There are 4 MyBlock functions that you can use for holonomic movements and several other functions used by holonomic functions and you can use those other functions too. All the files in MyBlock folder must be copied over in order for it to work. The other demo programs can be copies any where except into the MyBlock folder: **HolonomicWheel.rbt**
This program allows you to set a direction in degrees for the robot to move. The input angle can be any degree including negative numbers. You can also set the power level from 1 to 100. with 1 the lowest power and 100 being the highest power. The exception is 0 being reserved for maximum power equivalent to 100. **HoloMove.rbt**

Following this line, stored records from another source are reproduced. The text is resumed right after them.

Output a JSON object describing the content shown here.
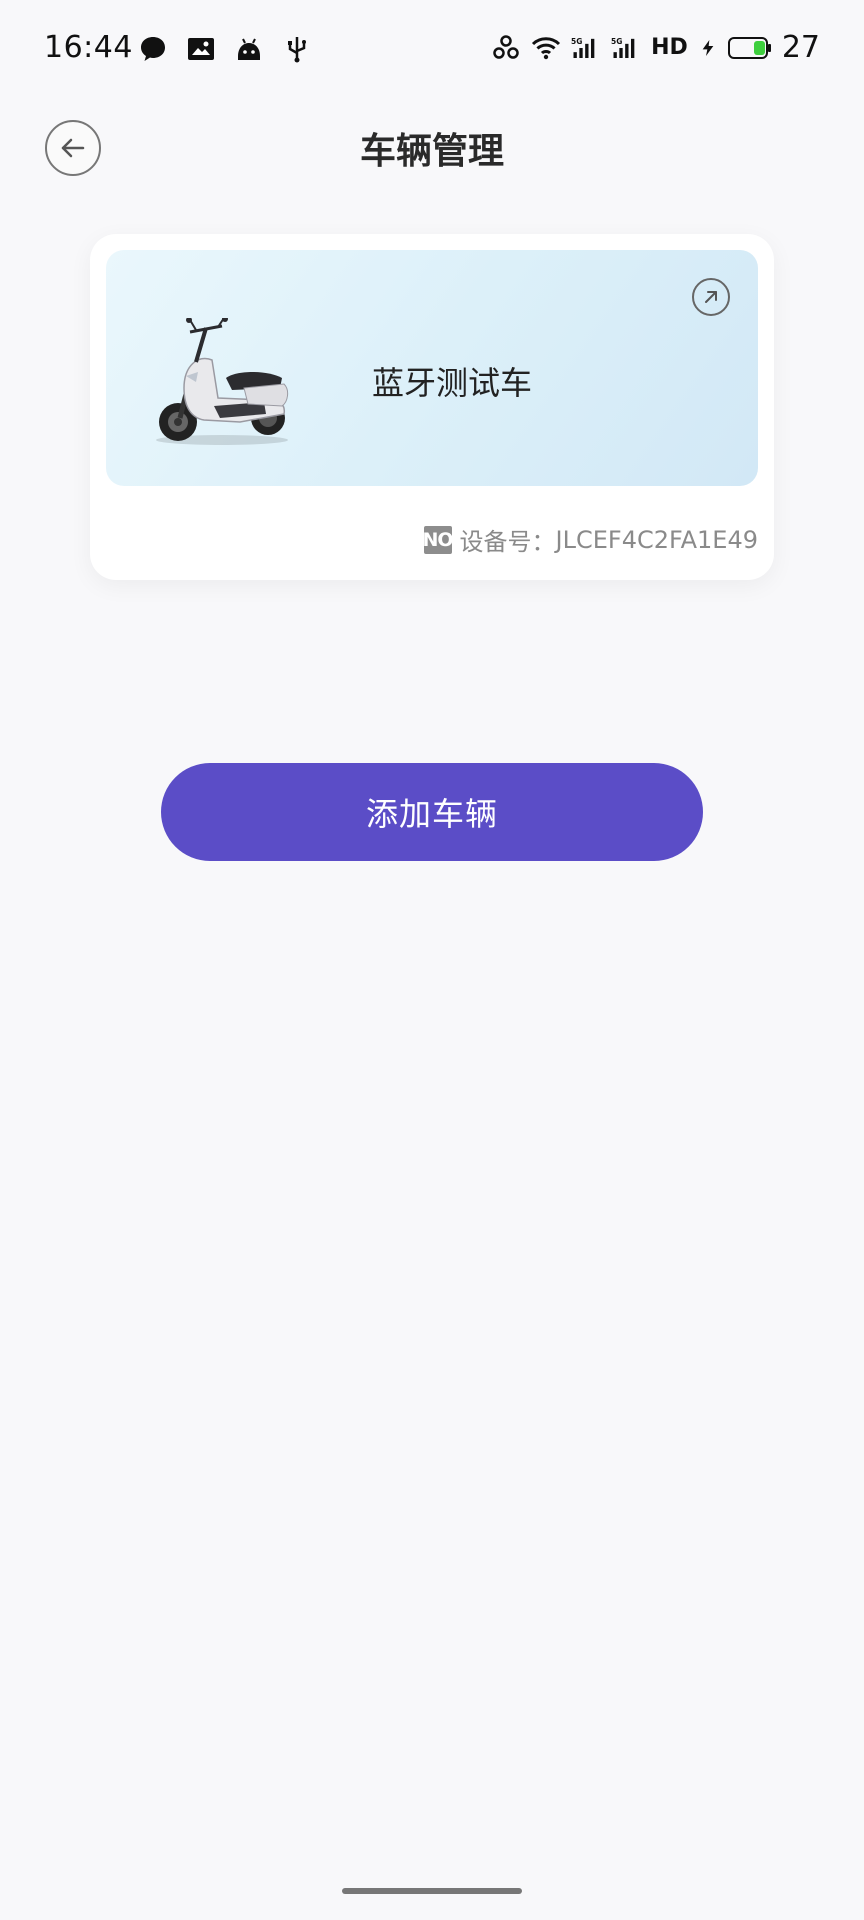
{
  "status_bar": {
    "time": "16:44",
    "left_icons": [
      "chat-bubble-icon",
      "photo-icon",
      "android-icon",
      "usb-icon"
    ],
    "right_icons": [
      "link-icon",
      "wifi-icon",
      "signal-5g-icon",
      "signal-5g-icon",
      "hd-icon",
      "charging-icon",
      "battery-icon"
    ],
    "hd_label": "HD",
    "battery_level": "27"
  },
  "header": {
    "back_icon": "arrow-left-icon",
    "title": "车辆管理"
  },
  "vehicle_card": {
    "name": "蓝牙测试车",
    "open_icon": "arrow-up-right-icon",
    "device_label": "设备号：",
    "device_id": "JLCEF4C2FA1E49",
    "device_icon": "number-icon",
    "device_icon_text": "NO"
  },
  "actions": {
    "add_vehicle_label": "添加车辆"
  },
  "colors": {
    "accent": "#5b4dc7",
    "background": "#f8f8fa",
    "banner_start": "#eaf7fc",
    "banner_end": "#d2e8f6",
    "battery_fill": "#3ecf3e"
  }
}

This program contains allows you to specify input power to the 3 motors from values -100 to 100. The negative values make the robot turn anti-clockwise and the positive values make it turn clockwise. A power value of 0 will stop the motor. A Duration input is in seconds. The function will exit when the duration time is up and the motors will will brake. If a Duration value of 0 is used (default), the function will exit immediately but will not stop the motor.
**HoloStop.rbt**
This program brakes all 3 motors. You can also use standard Lego stop function to stop the motors too. This function is provided for convenience instead of having to put in 3 icons to stop the 3 motors. **HoloTurn.rbt**
This function turns the robot a specified angle. This is useful to re-align a robot if it is out of position. **PowerCorrection.rbt**
This function is provided because under low power, the amount of motor rotation rotation is not proportional to the power level applied to the motor. For example, by specifying power level 10, the actual physical power od the motor may be at 5% of full power at 100. PowerCorrection corrects that level from 10 to 19, 20 to 28, 90 to 91, 100 remains as 100 so that it behaves closer to actual expected level. This power correction may need to be changed to cater for different ground friction or motor behaviour. Just open this block and edit the divisor. **10000xCos.rbt** 10000xSin.rbt _CosAcuteAngle.rbt _SinAcuteAngle.rbt
The above sin(x) and cos(x) functions are provided to compute for the angle x in degrees. X can be any angle including negative number. The return values will be from -10000 to 10000. This is because NXT-G can only operate on integer values and cannot support floating point numbers so if it were to return values like 0.5, 0.707, etc then as integer, it will always return as 0. Since NXT-G is a 4 byte integer and can support values from -2billion to 2billion, we can afford to multiple the result by 10000 to retain accuracy. The sin() and cos() functions are derived from binomial expansion. The functions _CosAcuteAngle and _SinAcuteAngle are used internally by the sin() and cos() functions. **Acute.rbt** This program returns an acute angle and the quadrant the angle is in. The quadrant numbers are from 1 to 4, 1 being from 0 to 90 degrees, 2 from 90 to 180 degrees etc.
**abs(x).rbt** AbsMax.rbt Mod.rbt
These functions are used by the sin() and cos() functions but you can also use them independently. They can be useful in your other programs. Please feel free to use those programs and even to modify them. Note that sometimes when these MyBlock functions may open as a broken MyBlock. This problem exists in NXT-G version 1.0 and 1.1 too and I think it is a bug in NXT-G. Normally, I would close other NXT-G programs that are open and retry or to exit and come back on again. The problem normally goes away. |